===== INPUT DATA
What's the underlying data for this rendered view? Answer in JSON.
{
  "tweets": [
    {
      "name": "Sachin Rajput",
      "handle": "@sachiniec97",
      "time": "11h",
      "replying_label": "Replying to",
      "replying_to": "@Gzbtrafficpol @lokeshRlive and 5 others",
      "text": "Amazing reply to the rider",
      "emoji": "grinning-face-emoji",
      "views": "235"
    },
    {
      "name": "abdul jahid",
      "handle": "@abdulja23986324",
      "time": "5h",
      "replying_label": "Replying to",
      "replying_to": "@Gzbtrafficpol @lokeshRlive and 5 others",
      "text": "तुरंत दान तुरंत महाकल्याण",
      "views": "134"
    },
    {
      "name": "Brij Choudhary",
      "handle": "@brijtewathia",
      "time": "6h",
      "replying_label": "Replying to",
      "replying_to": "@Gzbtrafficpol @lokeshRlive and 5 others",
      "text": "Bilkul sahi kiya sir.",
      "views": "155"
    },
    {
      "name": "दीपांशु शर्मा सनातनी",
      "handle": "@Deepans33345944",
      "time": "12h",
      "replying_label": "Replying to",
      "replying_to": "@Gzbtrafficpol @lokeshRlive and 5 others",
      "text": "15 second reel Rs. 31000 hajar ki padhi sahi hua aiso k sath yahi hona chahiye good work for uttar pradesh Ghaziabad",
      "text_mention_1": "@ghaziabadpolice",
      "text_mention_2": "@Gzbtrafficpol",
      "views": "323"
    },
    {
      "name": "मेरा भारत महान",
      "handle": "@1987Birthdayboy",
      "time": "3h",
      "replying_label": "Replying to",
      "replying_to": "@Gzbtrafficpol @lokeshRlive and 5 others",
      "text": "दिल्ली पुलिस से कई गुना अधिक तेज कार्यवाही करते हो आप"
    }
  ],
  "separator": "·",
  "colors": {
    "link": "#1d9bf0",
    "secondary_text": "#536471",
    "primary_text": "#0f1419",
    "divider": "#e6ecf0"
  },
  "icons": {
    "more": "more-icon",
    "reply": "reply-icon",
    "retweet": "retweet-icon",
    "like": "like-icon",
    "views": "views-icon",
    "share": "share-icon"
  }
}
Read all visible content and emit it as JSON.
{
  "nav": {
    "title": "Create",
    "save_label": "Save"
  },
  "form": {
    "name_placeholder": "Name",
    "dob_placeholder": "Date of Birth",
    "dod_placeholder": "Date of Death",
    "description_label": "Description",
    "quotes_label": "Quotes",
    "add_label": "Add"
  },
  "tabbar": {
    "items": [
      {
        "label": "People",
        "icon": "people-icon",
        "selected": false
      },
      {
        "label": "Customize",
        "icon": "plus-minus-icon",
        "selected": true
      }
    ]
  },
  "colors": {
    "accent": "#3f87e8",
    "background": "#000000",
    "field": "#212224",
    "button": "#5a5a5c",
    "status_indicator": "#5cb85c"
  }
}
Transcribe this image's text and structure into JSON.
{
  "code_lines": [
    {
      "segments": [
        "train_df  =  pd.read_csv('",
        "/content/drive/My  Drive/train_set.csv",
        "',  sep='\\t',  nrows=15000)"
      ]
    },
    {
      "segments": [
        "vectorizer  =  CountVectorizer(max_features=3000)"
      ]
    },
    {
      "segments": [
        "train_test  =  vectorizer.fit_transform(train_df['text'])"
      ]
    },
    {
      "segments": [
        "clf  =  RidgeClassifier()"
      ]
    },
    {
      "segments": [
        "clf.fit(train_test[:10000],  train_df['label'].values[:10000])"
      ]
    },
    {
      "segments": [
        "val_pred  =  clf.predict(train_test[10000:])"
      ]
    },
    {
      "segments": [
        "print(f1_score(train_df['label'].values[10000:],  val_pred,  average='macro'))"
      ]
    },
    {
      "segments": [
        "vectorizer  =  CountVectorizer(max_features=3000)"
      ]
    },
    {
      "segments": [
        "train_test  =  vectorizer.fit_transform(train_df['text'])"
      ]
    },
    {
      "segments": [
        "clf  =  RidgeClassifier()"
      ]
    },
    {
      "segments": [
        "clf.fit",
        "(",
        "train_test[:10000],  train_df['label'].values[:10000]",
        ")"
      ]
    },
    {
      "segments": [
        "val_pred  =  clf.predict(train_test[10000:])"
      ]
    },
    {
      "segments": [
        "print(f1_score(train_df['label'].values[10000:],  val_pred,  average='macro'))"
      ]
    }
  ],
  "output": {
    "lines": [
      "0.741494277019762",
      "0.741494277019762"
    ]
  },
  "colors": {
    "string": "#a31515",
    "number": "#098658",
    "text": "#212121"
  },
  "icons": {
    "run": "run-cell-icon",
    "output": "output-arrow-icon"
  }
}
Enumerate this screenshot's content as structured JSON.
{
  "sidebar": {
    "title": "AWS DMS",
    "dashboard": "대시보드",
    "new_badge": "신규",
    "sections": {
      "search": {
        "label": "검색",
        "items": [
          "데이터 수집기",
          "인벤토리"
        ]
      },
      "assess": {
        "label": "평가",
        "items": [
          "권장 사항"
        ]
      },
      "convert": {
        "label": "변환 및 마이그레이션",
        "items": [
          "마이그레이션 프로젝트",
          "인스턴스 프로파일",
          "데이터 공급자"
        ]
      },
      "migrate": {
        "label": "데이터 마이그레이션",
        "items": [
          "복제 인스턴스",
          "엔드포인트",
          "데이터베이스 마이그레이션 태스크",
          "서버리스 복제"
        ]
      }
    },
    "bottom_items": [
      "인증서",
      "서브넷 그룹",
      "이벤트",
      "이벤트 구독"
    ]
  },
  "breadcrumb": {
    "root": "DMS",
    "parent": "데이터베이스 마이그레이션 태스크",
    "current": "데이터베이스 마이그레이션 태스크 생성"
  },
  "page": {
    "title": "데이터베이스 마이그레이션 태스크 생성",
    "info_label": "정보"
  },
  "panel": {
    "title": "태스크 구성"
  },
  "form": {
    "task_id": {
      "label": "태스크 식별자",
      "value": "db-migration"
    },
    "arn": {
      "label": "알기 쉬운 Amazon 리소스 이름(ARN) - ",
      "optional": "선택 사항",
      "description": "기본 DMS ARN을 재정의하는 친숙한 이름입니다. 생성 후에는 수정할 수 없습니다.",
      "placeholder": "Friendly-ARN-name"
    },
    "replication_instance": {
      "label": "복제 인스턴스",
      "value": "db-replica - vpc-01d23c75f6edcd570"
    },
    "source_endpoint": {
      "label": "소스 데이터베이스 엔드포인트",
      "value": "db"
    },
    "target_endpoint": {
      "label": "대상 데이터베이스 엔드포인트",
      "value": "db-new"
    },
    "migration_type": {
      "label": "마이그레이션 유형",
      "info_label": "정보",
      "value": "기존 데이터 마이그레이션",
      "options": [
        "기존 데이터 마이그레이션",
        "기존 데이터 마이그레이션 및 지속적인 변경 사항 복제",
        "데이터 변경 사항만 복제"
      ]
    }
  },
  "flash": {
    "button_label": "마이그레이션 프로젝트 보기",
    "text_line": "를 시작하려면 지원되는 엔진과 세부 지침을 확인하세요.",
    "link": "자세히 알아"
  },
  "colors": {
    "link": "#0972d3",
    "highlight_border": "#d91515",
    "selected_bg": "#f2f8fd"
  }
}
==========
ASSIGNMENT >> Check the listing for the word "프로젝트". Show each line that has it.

SOLVED EXERCISE >>
          "마이그레이션 프로젝트",
    "button_label": "마이그레이션 프로젝트 보기",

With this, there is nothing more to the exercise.